(Given records Opens)
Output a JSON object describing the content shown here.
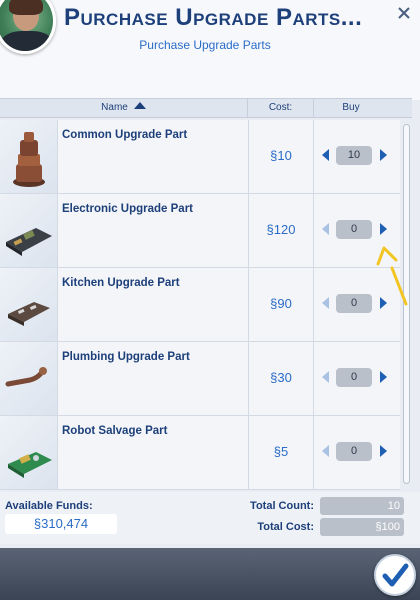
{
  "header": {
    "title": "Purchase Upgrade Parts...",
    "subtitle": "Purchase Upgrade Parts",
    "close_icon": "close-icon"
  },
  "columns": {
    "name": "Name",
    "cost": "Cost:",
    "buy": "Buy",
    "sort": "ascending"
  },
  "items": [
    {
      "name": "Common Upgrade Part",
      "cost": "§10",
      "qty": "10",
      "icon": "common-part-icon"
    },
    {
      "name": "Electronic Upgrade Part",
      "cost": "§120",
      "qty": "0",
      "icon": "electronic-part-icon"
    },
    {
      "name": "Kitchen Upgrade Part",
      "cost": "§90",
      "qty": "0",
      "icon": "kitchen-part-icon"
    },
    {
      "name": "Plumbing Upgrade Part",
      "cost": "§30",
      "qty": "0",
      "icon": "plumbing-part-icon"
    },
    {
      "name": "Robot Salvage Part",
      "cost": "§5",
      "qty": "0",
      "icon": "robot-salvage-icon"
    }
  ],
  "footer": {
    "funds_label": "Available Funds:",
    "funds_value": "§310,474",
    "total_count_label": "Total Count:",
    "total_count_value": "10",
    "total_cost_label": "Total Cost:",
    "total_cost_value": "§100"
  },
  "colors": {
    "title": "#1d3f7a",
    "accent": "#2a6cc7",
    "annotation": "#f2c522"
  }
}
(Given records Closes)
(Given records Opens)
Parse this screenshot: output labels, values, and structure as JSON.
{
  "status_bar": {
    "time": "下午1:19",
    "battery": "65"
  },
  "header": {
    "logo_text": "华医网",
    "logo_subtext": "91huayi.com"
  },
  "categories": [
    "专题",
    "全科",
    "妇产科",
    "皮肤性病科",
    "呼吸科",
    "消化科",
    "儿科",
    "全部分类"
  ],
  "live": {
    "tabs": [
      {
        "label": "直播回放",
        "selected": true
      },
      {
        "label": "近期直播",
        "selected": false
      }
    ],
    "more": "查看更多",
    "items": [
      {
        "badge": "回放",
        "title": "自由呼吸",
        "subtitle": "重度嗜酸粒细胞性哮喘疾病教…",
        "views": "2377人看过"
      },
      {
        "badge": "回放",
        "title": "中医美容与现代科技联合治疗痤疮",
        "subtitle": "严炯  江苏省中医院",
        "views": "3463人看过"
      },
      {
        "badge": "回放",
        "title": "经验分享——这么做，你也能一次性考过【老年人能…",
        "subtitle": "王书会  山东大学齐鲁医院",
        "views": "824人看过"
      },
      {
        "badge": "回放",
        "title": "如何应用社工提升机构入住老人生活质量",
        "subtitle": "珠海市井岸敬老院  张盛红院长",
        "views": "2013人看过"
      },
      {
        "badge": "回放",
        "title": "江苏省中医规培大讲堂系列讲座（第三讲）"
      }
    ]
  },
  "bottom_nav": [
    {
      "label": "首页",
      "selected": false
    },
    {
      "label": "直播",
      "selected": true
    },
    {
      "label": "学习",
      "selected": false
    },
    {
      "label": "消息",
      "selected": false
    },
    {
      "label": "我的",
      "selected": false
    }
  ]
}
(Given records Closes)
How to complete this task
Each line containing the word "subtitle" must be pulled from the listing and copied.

Response area
    "subtitle": "Purchase Upgrade Parts",
        "subtitle": "重度嗜酸粒细胞性哮喘疾病教…",
        "subtitle": "严炯  江苏省中医院",
        "subtitle": "王书会  山东大学齐鲁医院",
        "subtitle": "珠海市井岸敬老院  张盛红院长",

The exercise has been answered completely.